The system would gather data on visits to doctors' offices and emergency rooms, drugstore sales and calls to poison control centers in major U.S. cities.
Daily reports on fevers, headaches, diarrhea, vomiting, stuffy noses, coughs and rashes would be fed directly into central computers to be compared with normal seasonal, daily and regional fluctuations in known illnesses. That way, the theory goes, officials will find out quickly if there is a sudden surge in illness linked to a bioterror attack.
"We are going to be actively investigating ways of tapping the information that is already electronically available," said David Fleming, the CDC's deputy director for public health science.
In some cases, the system also could incorporate information on absenteeism at work, veterinary visits, requests for medical lab tests and even sales of over-the-counter medications in supermarkets.
The CDC already has more than 100 health-surveillance programs nationwide. Most of them track specific diseases, such as tuberculosis and measles, or trends in clusters of diseases, such as food-borne illness and hospital infections.
The network will have an added benefit, he said.
"Even if there is never another bioterror incident, this system will help us with the day-to-day business of responding to traditional diseases," Fleming said.

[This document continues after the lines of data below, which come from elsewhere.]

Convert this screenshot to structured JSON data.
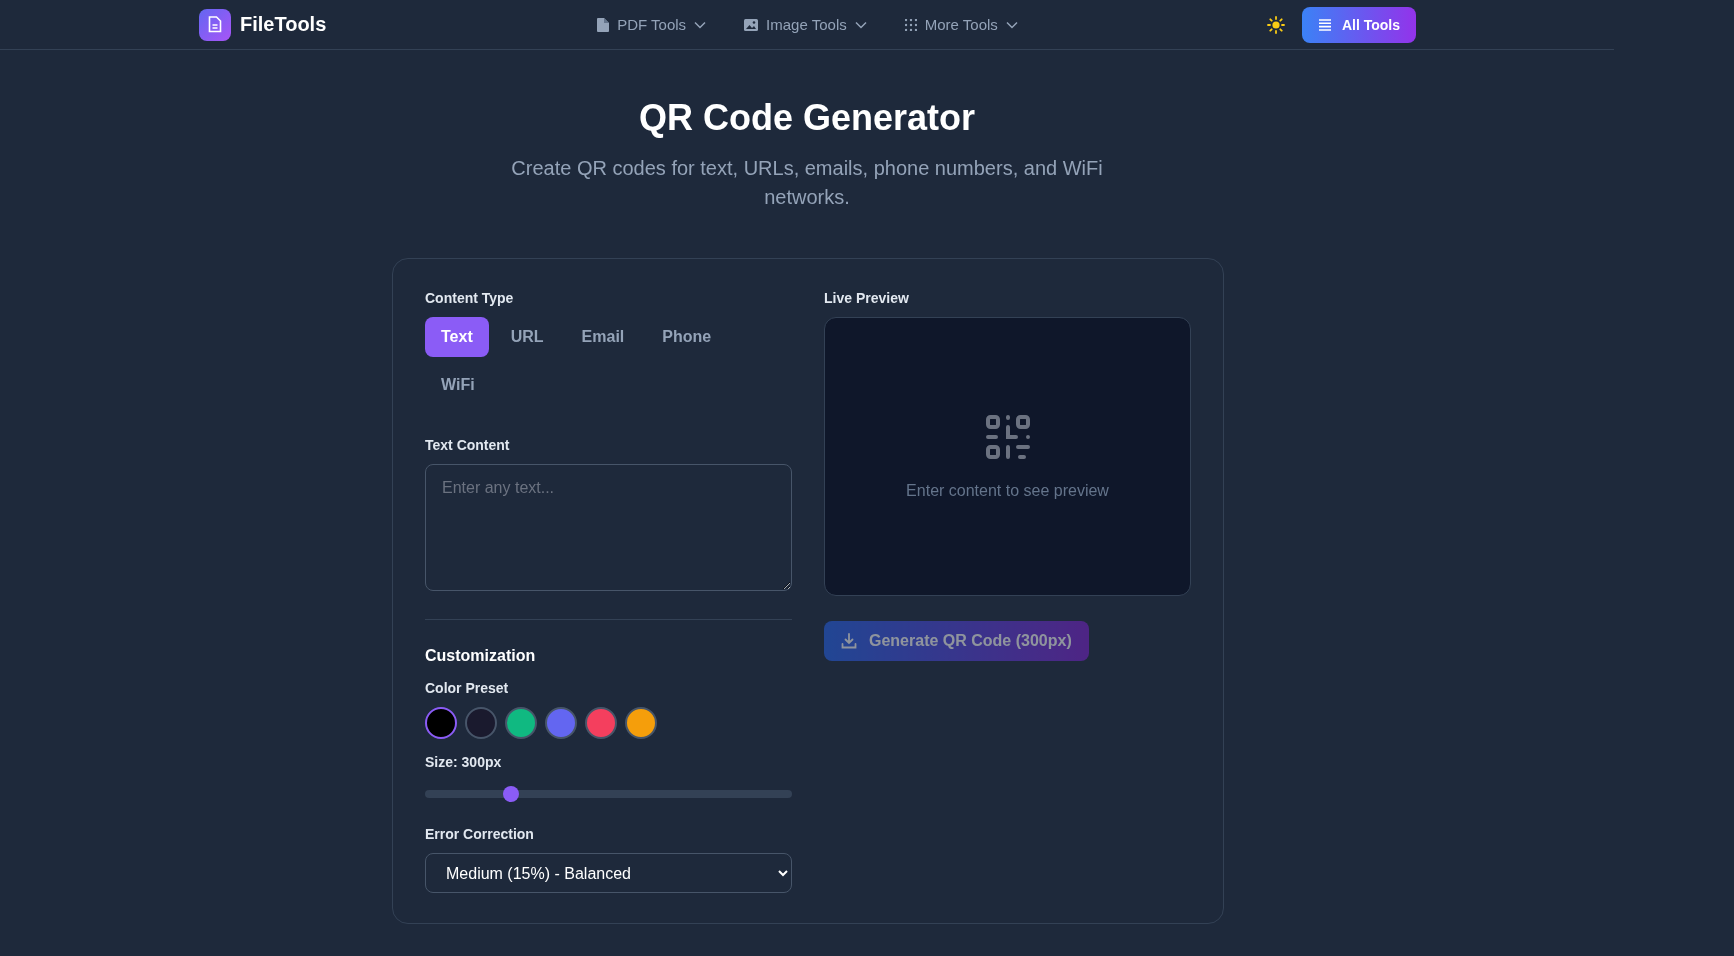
{
  "header": {
    "logo": "FileTools",
    "nav": [
      {
        "label": "PDF Tools",
        "kind": "file"
      },
      {
        "label": "Image Tools",
        "kind": "image"
      },
      {
        "label": "More Tools",
        "kind": "grid"
      }
    ],
    "all_tools": "All Tools"
  },
  "page": {
    "title": "QR Code Generator",
    "subtitle": "Create QR codes for text, URLs, emails, phone numbers, and WiFi networks."
  },
  "form": {
    "content_type_label": "Content Type",
    "tabs": [
      {
        "label": "Text",
        "selected": true
      },
      {
        "label": "URL",
        "selected": false
      },
      {
        "label": "Email",
        "selected": false
      },
      {
        "label": "Phone",
        "selected": false
      },
      {
        "label": "WiFi",
        "selected": false
      }
    ],
    "text_label": "Text Content",
    "text_placeholder": "Enter any text...",
    "customization": "Customization",
    "color_preset_label": "Color Preset",
    "colors": [
      {
        "color": "#000000",
        "selected": true
      },
      {
        "color": "#1a1a2e",
        "selected": false
      },
      {
        "color": "#10b981",
        "selected": false
      },
      {
        "color": "#6366f1",
        "selected": false
      },
      {
        "color": "#f43f5e",
        "selected": false
      },
      {
        "color": "#f59e0b",
        "selected": false
      }
    ],
    "size_label": "Size: 300px",
    "size_slider": {
      "level": 0.235
    },
    "error_label": "Error Correction",
    "error_value": "Medium (15%) - Balanced"
  },
  "preview": {
    "label": "Live Preview",
    "empty_text": "Enter content to see preview",
    "button": "Generate QR Code (300px)",
    "disabled": true
  }
}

Although the CDC has not disclosed the cost and location of the network sites, the initial effort is expected to be concentrated in eight or 10 cities that also will have the Environmental Protection Agency's new system Bio-Watch air quality monitors, which was announced last week. The EPA monitors are designed to provide 24-hour notice of any release of anthrax, smallpox or other deadly germs.